Core modules,12-hour learning sessions, which are a key component of the Camp Snowball experience, were replete with opportunities to learn together. A few of these modules with Waters Foundation connections included, “Equity and Privilege:  Overcoming Barriers,” led by Mary Scheetz featured voices from the field provided by Latish Reed and Teaira McMurtry, both from Milwaukee Public Schools.  Campers suffering from initiative overload joined Sheri Marlin to explore how systems thinking can be a red thread knitting together a number of best practices and helping teachers recognize that not everything that is new has to be separate, but rather can be integrated into a coherent whole. “An Introduction to Systems Thinking for Elementary Schools” was facilitated by the very popular Kelly Nichols and Karen Abbott, both Waters Foundation national faculty, who apply systems thinking in their classrooms on a daily basis and are highly skilled at communicating those concepts to other teachers.  Joan Yates took systems educators deeper into their application of the habits and tools of systems CS2016-ModulePresthinking in the module “Next Steps in Systems Thinking:  Becoming a More Skillful Practitioner.”  Last but certainly not least, participants in Mary Quinnan’s module, “Structures for Effective Collaboration,” learned how applying systems thinking tools and habits can improve the quality of collaboration and take decision making to another level.  School-age campers attended Camp Sunshine which was led by, Dana Sorensen and Samantha Sims, two long-time friends of the Waters Foundation.

Tracy Benson, Waters Foundation President, presided over our Project Marketplace display where we shared our recently revised training materials, promoted our new ST Habits app and announced our soon to be published book The Habit-Forming Guide to Becoming a Systems Thinker.  Waters Foundation learning partner sites that also presented at the Project Marketplace included Hewlett-Woodmere, Pleasanton, Twin Rivers, and Winston-Salem

Special thanks to Camp Director LeAnne Grillo for her coordination of the event and to her assistants Elayne Dorsey, Sally Neider and Christina Wagner.
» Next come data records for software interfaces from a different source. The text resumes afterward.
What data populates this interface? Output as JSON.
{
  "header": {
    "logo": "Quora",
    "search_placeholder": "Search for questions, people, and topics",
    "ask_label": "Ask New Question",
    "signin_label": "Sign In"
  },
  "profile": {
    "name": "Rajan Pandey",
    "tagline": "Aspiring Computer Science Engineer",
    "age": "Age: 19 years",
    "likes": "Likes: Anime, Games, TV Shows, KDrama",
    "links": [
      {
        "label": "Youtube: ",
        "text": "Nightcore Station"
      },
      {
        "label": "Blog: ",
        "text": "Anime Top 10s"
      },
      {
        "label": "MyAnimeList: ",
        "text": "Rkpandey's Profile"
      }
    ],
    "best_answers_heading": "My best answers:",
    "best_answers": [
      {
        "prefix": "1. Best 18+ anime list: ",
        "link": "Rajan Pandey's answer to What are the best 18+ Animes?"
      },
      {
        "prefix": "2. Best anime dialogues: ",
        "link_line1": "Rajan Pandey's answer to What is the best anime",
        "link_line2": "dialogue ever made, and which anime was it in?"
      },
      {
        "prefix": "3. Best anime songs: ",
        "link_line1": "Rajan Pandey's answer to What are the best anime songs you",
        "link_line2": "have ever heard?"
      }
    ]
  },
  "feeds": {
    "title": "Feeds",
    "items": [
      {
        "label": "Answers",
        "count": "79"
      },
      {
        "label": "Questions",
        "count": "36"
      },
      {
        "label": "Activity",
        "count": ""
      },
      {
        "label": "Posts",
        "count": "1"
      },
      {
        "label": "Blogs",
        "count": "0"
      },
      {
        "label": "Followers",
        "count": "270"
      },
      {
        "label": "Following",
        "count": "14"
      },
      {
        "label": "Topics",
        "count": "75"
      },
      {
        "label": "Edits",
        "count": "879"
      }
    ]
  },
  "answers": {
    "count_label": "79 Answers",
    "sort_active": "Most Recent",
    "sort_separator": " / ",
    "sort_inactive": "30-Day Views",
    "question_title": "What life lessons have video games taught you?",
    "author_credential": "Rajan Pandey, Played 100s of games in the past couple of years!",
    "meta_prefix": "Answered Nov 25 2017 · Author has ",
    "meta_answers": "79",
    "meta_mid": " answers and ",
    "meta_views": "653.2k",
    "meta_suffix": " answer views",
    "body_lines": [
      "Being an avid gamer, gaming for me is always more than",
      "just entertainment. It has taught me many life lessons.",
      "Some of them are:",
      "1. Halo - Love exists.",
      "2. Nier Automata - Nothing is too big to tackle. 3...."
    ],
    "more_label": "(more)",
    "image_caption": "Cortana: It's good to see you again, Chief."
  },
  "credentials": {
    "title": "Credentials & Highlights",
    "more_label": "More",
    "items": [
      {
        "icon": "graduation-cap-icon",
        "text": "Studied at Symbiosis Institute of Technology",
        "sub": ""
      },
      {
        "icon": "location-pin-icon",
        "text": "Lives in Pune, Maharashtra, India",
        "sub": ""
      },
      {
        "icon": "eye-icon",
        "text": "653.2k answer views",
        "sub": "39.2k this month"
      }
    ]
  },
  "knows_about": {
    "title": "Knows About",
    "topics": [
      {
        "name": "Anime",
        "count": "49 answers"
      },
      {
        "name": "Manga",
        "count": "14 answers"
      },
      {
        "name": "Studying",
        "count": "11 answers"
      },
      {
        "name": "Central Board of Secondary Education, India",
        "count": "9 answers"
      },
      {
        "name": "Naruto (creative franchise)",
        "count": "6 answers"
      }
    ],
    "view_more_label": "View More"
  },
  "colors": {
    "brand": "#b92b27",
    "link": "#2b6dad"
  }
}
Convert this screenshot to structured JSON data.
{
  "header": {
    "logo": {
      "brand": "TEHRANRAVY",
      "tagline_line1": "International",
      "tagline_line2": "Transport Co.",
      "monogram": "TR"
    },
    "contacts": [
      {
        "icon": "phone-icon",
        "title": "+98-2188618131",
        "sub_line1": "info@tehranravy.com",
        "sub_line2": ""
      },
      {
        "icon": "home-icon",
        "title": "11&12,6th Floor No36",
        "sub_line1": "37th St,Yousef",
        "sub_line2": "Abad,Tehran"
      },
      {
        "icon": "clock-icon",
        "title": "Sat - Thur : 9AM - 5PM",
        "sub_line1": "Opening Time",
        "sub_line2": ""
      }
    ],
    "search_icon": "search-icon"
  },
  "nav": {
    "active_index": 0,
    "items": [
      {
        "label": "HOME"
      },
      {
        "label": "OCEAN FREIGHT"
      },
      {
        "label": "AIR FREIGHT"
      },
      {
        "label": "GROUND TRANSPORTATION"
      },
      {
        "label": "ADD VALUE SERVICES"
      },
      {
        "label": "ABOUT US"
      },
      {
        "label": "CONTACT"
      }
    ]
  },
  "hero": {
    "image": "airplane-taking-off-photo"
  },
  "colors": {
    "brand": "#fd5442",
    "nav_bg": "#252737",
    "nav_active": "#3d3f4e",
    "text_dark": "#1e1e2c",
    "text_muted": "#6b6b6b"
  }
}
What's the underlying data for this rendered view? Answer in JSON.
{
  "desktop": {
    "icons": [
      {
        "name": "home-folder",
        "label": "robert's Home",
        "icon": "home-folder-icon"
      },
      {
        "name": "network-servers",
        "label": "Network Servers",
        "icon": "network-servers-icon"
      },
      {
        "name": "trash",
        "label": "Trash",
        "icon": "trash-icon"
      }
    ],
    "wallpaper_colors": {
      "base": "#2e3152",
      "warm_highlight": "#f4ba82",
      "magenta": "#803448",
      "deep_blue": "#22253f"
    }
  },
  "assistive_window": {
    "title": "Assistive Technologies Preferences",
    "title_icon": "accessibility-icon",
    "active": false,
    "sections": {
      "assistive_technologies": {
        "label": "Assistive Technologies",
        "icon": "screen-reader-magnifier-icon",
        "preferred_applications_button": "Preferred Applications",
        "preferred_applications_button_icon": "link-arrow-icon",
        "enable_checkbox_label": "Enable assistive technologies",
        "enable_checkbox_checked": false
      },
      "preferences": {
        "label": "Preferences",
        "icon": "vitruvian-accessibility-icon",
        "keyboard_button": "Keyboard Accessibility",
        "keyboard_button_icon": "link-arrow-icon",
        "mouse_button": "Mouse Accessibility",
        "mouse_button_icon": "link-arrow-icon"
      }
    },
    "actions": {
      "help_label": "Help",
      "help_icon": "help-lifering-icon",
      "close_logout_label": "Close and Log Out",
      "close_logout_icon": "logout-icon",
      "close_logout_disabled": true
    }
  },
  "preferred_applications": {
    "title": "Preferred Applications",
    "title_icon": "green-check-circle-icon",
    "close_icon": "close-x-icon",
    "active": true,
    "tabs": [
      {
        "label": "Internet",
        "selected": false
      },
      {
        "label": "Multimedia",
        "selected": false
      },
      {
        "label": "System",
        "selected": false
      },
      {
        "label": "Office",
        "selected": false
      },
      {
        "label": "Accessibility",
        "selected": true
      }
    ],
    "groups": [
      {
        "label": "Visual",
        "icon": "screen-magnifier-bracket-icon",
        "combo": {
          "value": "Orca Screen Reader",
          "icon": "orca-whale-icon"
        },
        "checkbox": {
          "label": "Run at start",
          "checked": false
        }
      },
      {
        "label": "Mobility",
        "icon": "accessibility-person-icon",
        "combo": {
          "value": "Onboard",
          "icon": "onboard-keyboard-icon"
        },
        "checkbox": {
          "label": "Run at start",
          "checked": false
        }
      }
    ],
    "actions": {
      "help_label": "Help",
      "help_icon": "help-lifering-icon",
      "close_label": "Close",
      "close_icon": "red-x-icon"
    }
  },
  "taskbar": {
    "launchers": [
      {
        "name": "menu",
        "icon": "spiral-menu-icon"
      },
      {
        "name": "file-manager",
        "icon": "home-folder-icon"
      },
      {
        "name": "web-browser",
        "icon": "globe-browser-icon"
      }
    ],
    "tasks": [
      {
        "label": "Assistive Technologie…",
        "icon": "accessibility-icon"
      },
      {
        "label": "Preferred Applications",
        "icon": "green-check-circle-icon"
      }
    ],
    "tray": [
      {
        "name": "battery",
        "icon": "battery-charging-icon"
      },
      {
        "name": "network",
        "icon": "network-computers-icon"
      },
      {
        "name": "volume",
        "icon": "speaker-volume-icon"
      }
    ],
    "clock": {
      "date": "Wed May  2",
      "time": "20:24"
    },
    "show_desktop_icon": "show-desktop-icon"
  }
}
For more about Camp Snowball 2016, visit the Facebook page @CampSnowball.